But RPC stands for remote procedure call, and in that sense, it's a technology implemented by something smarter than your average browser.  Not always though, the blog module I just wrote implements an XML-RPC call from *your* ACS to ping by just using a variant of util_httppost.  In this case the XML-RPC was overkill for, as the return value is ignorable.

With a second look through the eyes of AOLserver, which implements both client and server sides of HTTP, one can see that any entity that needs to implement a sophisticated XML-RPC service can implement both XML-RPC client and server.  Think of it as a socket connection which if I recall, is made of a bundle of two pipes, connected in opposite directions.

In the case of the scrolling cash register, XML-RPC is probably not the protocol I would choose, but it could be done.  The cash register user agent could implement both sides of the XML-RPC protocol and use that to communicate back and forth with the cash register server.  And yes, the session would be embedded within the protocol.

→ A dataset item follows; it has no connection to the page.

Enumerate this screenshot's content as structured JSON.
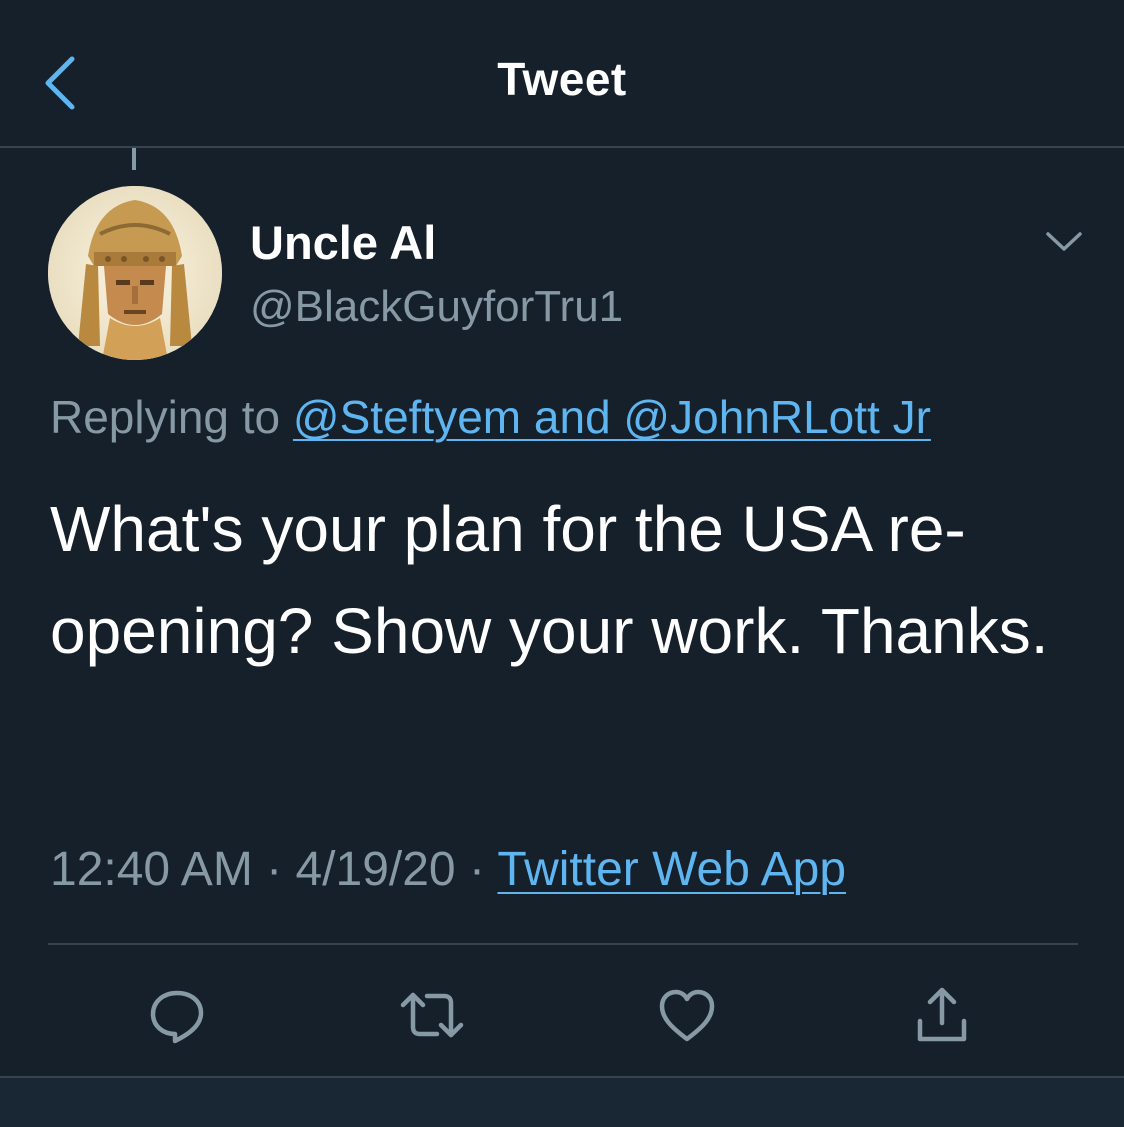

My first take on the scrolling cash register would be to use webbish clients and not platform specific clients.  I would probably use HTTP and Javascript.  Depending on the intended target, you could probably get me to use IE 5.0+ specific dynamic html, or if what was being claimed for dynamic html two years ago finally is true, then IE 5 & Mozilla 6 specific dynamic html.  Done that way and there might be a problem in which the cash register server cannot raise events in the cash register user agent until the user agent polls the server (through a GET, POST, or other request).  But I believe that such an approach would make for over the web installs and easy upgrades, and almost equivalent functionality as one could get in a heavy weight client.